## Your instructions
The expected result is every line of the records, printed exactly.

## Data provided

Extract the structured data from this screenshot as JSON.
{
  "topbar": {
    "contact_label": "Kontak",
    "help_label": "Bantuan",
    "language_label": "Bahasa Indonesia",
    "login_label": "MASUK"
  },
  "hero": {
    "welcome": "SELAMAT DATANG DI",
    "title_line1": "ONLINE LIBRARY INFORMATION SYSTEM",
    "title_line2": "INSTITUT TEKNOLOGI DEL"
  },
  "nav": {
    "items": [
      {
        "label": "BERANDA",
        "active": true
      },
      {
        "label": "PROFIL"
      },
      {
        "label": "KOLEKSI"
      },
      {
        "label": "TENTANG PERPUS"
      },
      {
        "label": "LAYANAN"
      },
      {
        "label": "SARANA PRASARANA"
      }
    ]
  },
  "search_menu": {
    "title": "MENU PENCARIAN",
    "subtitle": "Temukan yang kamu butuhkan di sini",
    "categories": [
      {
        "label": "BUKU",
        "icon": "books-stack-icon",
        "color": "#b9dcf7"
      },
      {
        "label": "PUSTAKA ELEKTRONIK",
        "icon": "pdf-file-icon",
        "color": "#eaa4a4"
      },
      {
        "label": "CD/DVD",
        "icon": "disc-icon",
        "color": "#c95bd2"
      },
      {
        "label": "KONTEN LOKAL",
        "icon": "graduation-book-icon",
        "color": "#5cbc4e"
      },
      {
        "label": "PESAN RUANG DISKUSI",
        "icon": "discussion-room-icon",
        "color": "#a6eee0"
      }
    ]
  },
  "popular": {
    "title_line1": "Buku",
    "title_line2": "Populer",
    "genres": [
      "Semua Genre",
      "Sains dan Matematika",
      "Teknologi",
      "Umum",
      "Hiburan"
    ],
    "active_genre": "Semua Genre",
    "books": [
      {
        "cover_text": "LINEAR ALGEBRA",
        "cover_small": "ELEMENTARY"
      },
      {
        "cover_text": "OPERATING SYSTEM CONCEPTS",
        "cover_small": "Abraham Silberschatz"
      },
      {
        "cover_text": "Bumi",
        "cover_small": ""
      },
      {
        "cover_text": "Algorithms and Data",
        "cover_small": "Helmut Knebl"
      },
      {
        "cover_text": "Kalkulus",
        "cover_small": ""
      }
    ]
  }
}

## Problem solution
Extract the structured data from this screenshot as JSON.
{
  "topbar": {
    "contact_label": "Kontak",
    "help_label": "Bantuan",
    "language_label": "Bahasa Indonesia",
    "login_label": "MASUK"
  },
  "hero": {
    "welcome": "SELAMAT DATANG DI",
    "title_line1": "ONLINE LIBRARY INFORMATION SYSTEM",
    "title_line2": "INSTITUT TEKNOLOGI DEL"
  },
  "nav": {
    "items": [
      {
        "label": "BERANDA",
        "active": true
      },
      {
        "label": "PROFIL"
      },
      {
        "label": "KOLEKSI"
      },
      {
        "label": "TENTANG PERPUS"
      },
      {
        "label": "LAYANAN"
      },
      {
        "label": "SARANA PRASARANA"
      }
    ]
  },
  "search_menu": {
    "title": "MENU PENCARIAN",
    "subtitle": "Temukan yang kamu butuhkan di sini",
    "categories": [
      {
        "label": "BUKU",
        "icon": "books-stack-icon",
        "color": "#b9dcf7"
      },
      {
        "label": "PUSTAKA ELEKTRONIK",
        "icon": "pdf-file-icon",
        "color": "#eaa4a4"
      },
      {
        "label": "CD/DVD",
        "icon": "disc-icon",
        "color": "#c95bd2"
      },
      {
        "label": "KONTEN LOKAL",
        "icon": "graduation-book-icon",
        "color": "#5cbc4e"
      },
      {
        "label": "PESAN RUANG DISKUSI",
        "icon": "discussion-room-icon",
        "color": "#a6eee0"
      }
    ]
  },
  "popular": {
    "title_line1": "Buku",
    "title_line2": "Populer",
    "genres": [
      "Semua Genre",
      "Sains dan Matematika",
      "Teknologi",
      "Umum",
      "Hiburan"
    ],
    "active_genre": "Semua Genre",
    "books": [
      {
        "cover_text": "LINEAR ALGEBRA",
        "cover_small": "ELEMENTARY"
      },
      {
        "cover_text": "OPERATING SYSTEM CONCEPTS",
        "cover_small": "Abraham Silberschatz"
      },
      {
        "cover_text": "Bumi",
        "cover_small": ""
      },
      {
        "cover_text": "Algorithms and Data",
        "cover_small": "Helmut Knebl"
      },
      {
        "cover_text": "Kalkulus",
        "cover_small": ""
      }
    ]
  }
}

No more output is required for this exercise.